Not even five minutes later, I felt a mighty gust of wind in my sail. Even though we were onto some fire road inclines, I had found a boost, possibly due to the gels. I decided that since there were only 35 minutes or so to go, I’d sink the last gel, and really crack on. This confidence lasted about ten more minutes before my legs felt a little sag. We had two miles or so left, and I accidentally followed a runner down a wrong path. We went around a quarter of a mile downhill the wrong way, before having to come all the way back up. D’oh again! I’m not sure what it is about me and wrong turns – I don’t take them often, but when I do, I can put out serious work rate to remedy things and I was just done with it now! So, I put the boot down, got back on track, and just decided I was going to brute my way to the finish.
I knew the final mile or so would be a gradual descent into the village, and so could bank on using that to aid me. Blasting through the final two miles in under 15:30, I passed a handful of half marathon runners along the way. I was like a man possessed after taking that wrong turn. It was nice that the final two or three miles of the route were on fairly firm fire roads and public roads, so everybody had a nice finish. Back in the door of the school in Kilfinane, and I stopped my watch. My hamstrings were cramping so badly that I was barely able to walk straight. I really didn’t care all that much though – it was over.
Post Event Breakfast
The chats with folks after an event like this are fantastic. When you go through something like that, you’re a little looser with how you speak. It’s like how you’d be after a few pints. It was a campfire atmosphere. I loved listening to what went through people’s minds during different sections of the event. It was awesome too when after chatting with someone for a few minutes, you realised you were alongside them during one part of their story. As much as I’ve moved away from longer events like this, there’s nothing quite like the chats after them.
The breakfast then was worthy of a midnight marathon – an all you can eat buffet of eggs, rashers, sausages, hash browns, mushrooms (yuck – not for me!), and beans. I had a feed and a half here, so I did. Again, the chats with people at the breakfast were fantastic. I’d have loved to be living only minutes away, as I could have talked there all day. I have the height of respect for anyone who finished either the full or half here, as with the limited visibility on terrain like that, it wasn’t easy at all.
All in all, this was a fabulous event.

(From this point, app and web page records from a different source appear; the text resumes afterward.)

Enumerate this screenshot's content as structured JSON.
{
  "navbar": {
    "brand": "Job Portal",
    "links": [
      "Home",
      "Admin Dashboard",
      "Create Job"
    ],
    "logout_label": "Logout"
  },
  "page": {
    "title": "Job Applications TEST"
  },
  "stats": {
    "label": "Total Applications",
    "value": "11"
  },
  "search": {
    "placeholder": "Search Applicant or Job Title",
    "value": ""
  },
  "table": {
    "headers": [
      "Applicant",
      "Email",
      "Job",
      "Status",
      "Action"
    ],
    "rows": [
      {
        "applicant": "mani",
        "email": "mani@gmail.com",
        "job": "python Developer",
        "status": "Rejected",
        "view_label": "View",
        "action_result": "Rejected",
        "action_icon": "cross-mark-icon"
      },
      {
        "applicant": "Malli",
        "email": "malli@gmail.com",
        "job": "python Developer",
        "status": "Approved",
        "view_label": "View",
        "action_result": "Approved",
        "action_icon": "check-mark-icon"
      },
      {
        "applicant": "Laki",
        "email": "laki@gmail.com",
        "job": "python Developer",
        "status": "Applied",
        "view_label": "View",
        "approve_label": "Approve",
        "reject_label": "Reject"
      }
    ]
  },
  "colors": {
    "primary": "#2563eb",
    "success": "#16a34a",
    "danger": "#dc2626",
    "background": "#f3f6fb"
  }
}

It was not fun at every moment, and I couldn’t put myself through something like this very often, but the delivery of this event was just exceptional. I expected this though, as this was right in the MMRA heartland. Every event I’ve been to that was run by these folks have been the best-run events I’ve ever been at, and I’d recommend any race director who’s looking to try running a big race to attend one of the MMRA’s bigger races, just to see how an event looks when all the little details are handled correctly. There were marshals everywhere they were needed, and the route marking was second to none. They made it look easy, though I imagine it was not easy to run a 26-mile mountain race on a January night.
Cracking job guys!